WASHINGTON (Reuters) - Two U.S. lawmakers are seeking to dilute the requirement to blend increasing amounts of ethanol into the nation’s motor fuel mix, aiming to alleviate upward pressure on food prices when corn supplies are short.
Under a bill to be introduced by Bob Goodlatte and Jim Costa on Wednesday, Congress would reduce the mandate for ethanol whenever stocks of corn, used to make the biofuel, are tight.
“The federal government’s creation of an artificial market for the ethanol industry has quite frankly created a domino effect that is hurting consumers,” the Congressmen said.
It would be the first legislative attack of the year on the so-called Renewable Fuels Standard, which has been criticized since grain prices skyrocketed in 2008. The RFS guarantees biofuels a share of the motor fuel market, set at 12.6 billion gallons this year and peaking at 15 billion gallons in 2015.
Forty percent of the U.S. corn crop is converted into ethanol, roughly the same portion as used in livestock feed. Cattle, hog and poultry groups say ethanol makers have an unfair advantage due to the RFS and have driven up feed prices to ruinous levels.
Livestock groups were to join Goodlatte, a former Republican chairman of the House Agriculture Committee from Virginia, and Costa, California Democrat, to discuss the legislation. Goodlatte and Costa represent districts with large livestock operations.
In a letter seeking co-sponsors, Goodlatte and Costa said their bill would require a reduction in the RFS when corn stocks are strained, using as an indicator the stocks-to-use ratio, which measures the inventory buffer in case of any crop failure in the United States or a supply shortfall elsewhere in the world.

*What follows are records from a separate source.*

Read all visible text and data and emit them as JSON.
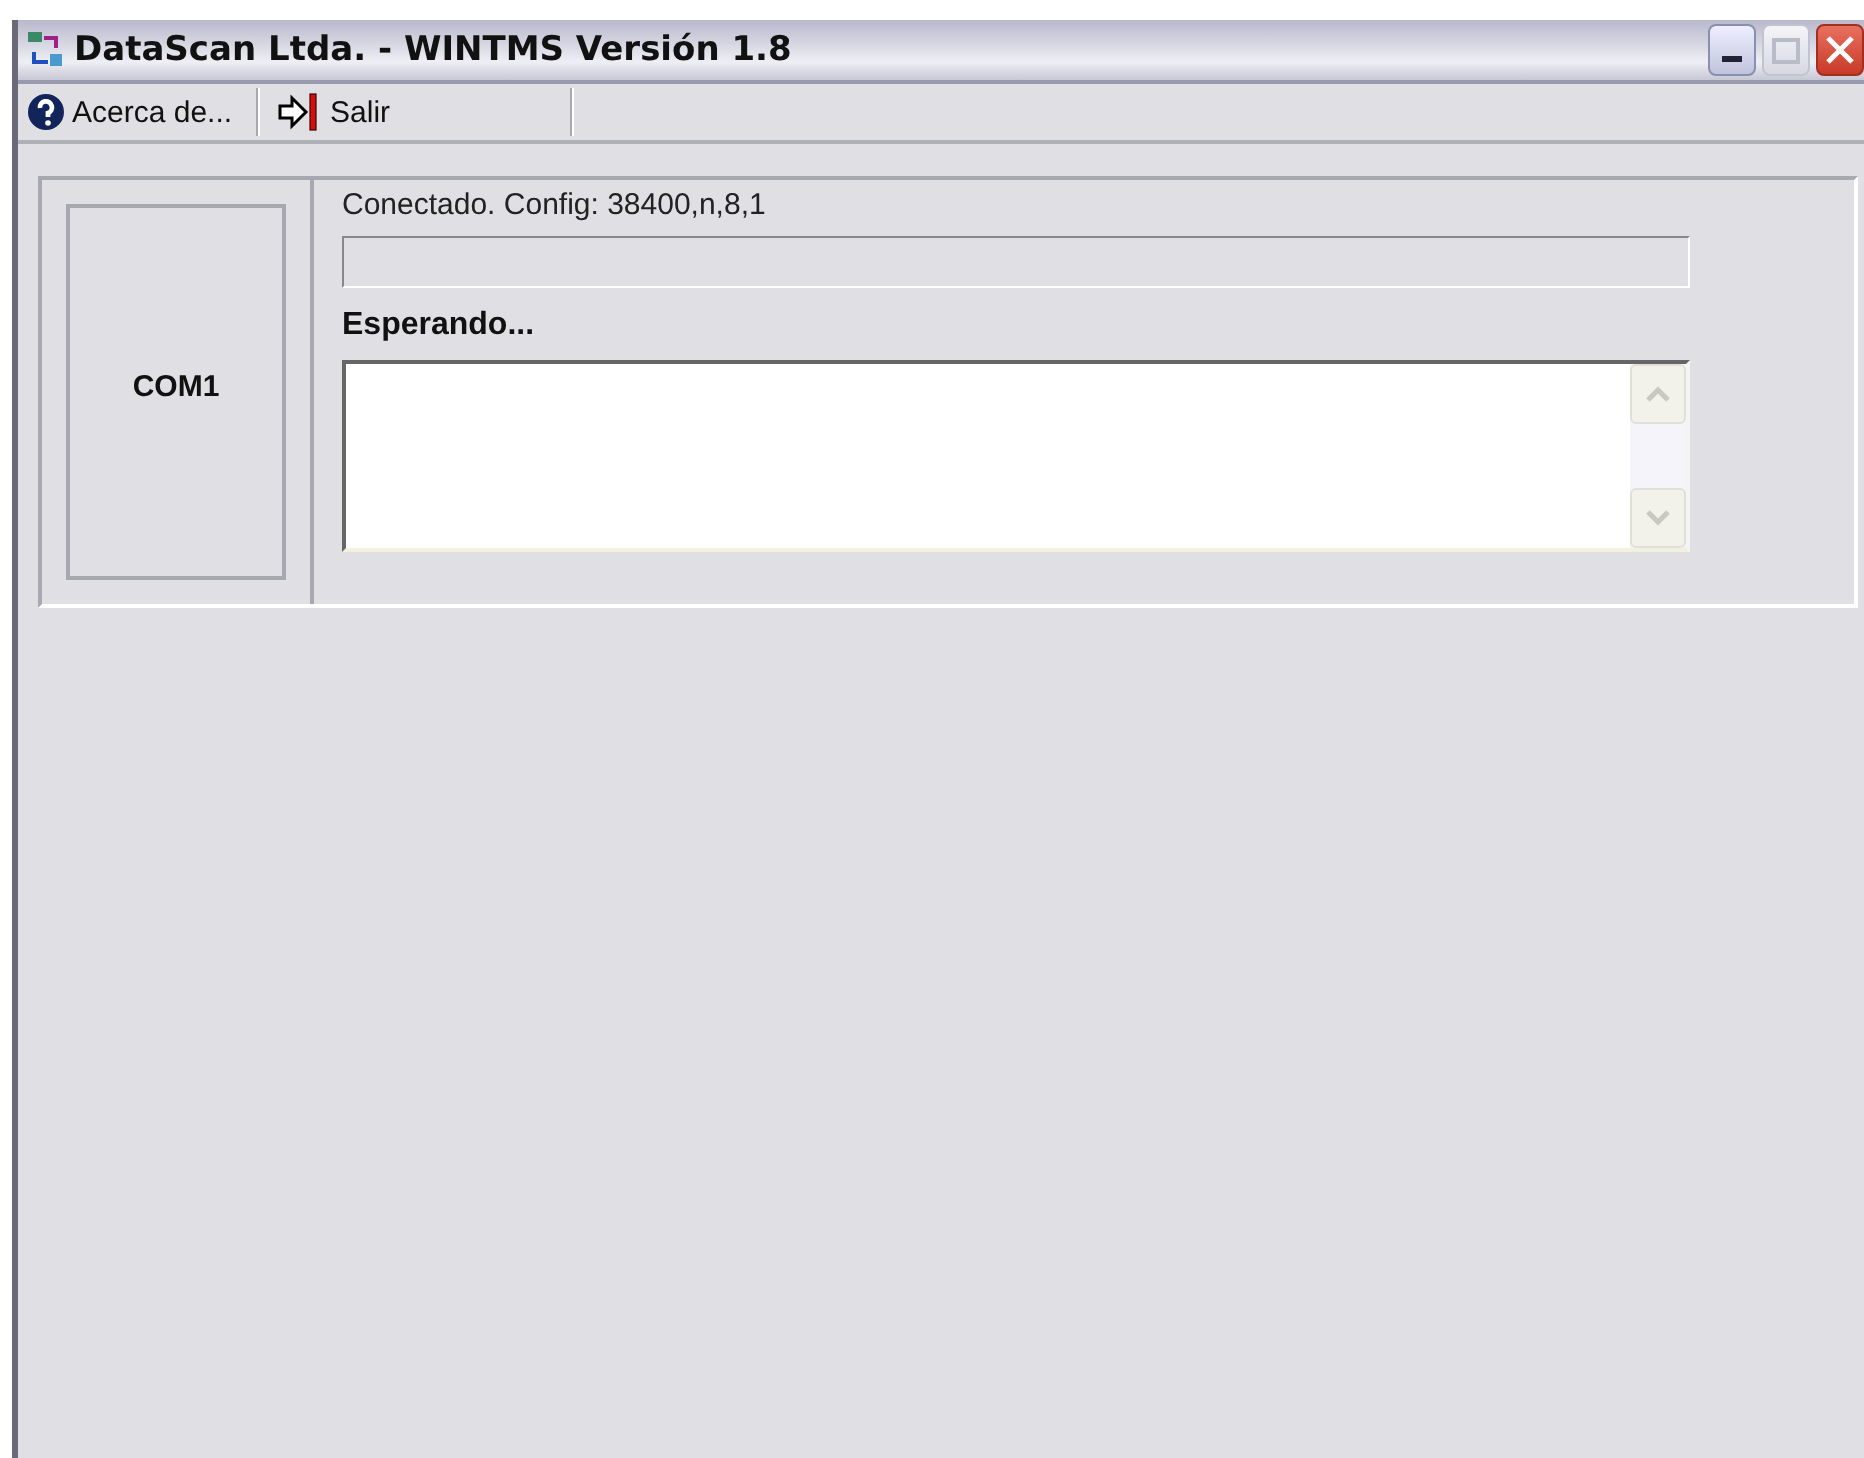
{
  "window": {
    "title": "DataScan Ltda. - WINTMS Versión 1.8"
  },
  "toolbar": [
    {
      "label": "Acerca de...",
      "kind": "help"
    },
    {
      "label": "Salir",
      "kind": "exit"
    }
  ],
  "port": {
    "name": "COM1",
    "status": "Conectado. Config: 38400,n,8,1",
    "progress": {
      "level": 0
    },
    "message": "Esperando..."
  }
}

Reductions would begin when the ratio drops below 10 percent, said an analysis by consultants MF Global. They gradually would increase to a 50 percent reduction when the ratio is below 5 percent, a bare-bones level. At current levels of corn supply, the reduction would be 15 percent or 25 percent.
MF Global analyst Mark McMinimy said it was unlikely the bill would be enacted this year due to the short time left on the legislative calendar. “That said, we do not discount the real possibility for the RFS to be modified within the next few years, though not necessarily along the lines contemplated in this legislation,” wrote McMinimy in a research note.
An ethanol trade group, the Renewable Fuels Association, said ethanol has been a minor contributor to grain, or food, prices and the stocks-to-use ratio is not a reliable forecaster of grain prices. The culprit behind higher food prices, said RFA, is sustained high prices for petroleum, used throughout the supply chain.
“This (bill) is simply the wrong policy to address corn supply concerns,” said RFA president Bob Dinneen while Goodlatte and Costa circulated their letter among colleagues.
Reporting by Charles Abbott; Editing by Alden Bentley